_TASK ITEM_
The expected output is each line in the data below that includes the string "amount".
####################
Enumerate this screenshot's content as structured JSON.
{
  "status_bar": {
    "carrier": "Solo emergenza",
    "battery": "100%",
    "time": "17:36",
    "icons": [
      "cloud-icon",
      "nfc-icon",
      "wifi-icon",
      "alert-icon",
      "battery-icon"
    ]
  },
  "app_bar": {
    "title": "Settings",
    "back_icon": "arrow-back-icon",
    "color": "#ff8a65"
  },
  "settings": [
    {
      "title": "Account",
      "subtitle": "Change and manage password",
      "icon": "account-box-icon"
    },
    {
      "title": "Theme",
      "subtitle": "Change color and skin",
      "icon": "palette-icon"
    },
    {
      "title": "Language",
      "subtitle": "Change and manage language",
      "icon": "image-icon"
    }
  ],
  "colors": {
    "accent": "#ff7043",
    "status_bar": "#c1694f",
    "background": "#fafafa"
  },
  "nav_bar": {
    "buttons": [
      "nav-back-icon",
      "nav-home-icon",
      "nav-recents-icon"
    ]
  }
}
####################
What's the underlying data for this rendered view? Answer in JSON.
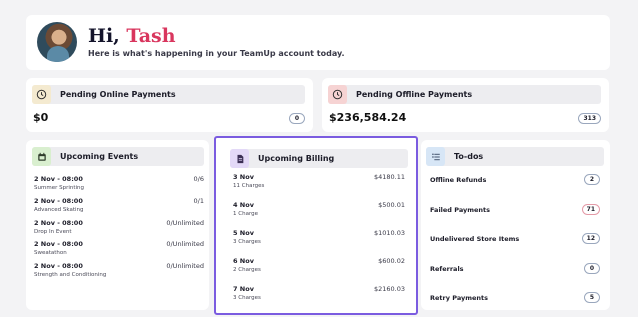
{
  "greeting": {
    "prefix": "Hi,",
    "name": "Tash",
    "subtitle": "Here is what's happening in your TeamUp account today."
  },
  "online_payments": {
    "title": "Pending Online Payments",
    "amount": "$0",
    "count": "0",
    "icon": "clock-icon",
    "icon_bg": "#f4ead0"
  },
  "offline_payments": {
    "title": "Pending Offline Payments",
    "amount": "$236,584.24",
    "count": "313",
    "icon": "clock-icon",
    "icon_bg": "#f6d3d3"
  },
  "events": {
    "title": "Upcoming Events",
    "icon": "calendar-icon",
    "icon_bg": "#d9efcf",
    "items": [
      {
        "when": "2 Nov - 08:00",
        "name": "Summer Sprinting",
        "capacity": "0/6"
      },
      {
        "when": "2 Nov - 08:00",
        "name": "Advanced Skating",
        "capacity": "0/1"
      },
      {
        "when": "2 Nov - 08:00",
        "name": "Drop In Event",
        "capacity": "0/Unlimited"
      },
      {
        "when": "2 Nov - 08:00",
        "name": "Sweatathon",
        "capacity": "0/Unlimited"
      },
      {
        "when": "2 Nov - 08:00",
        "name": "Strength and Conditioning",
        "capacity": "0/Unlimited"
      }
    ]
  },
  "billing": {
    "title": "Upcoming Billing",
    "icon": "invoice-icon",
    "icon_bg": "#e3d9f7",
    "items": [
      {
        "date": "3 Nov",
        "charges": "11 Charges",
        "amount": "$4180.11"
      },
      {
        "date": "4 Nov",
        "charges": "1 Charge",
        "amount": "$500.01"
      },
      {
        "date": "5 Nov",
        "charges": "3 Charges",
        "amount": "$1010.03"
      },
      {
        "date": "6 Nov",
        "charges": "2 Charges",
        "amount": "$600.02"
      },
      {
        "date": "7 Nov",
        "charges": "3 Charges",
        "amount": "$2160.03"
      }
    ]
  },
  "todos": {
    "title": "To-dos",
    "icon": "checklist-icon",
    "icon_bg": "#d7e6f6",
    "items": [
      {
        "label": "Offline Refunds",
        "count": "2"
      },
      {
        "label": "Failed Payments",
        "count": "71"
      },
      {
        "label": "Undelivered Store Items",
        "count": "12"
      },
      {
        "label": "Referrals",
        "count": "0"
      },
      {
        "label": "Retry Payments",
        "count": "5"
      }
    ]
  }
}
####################
_RESPONSE AREA_
    "amount": "$0",
    "amount": "$236,584.24",
        "amount": "$4180.11"
        "amount": "$500.01"
        "amount": "$1010.03"
        "amount": "$600.02"
        "amount": "$2160.03"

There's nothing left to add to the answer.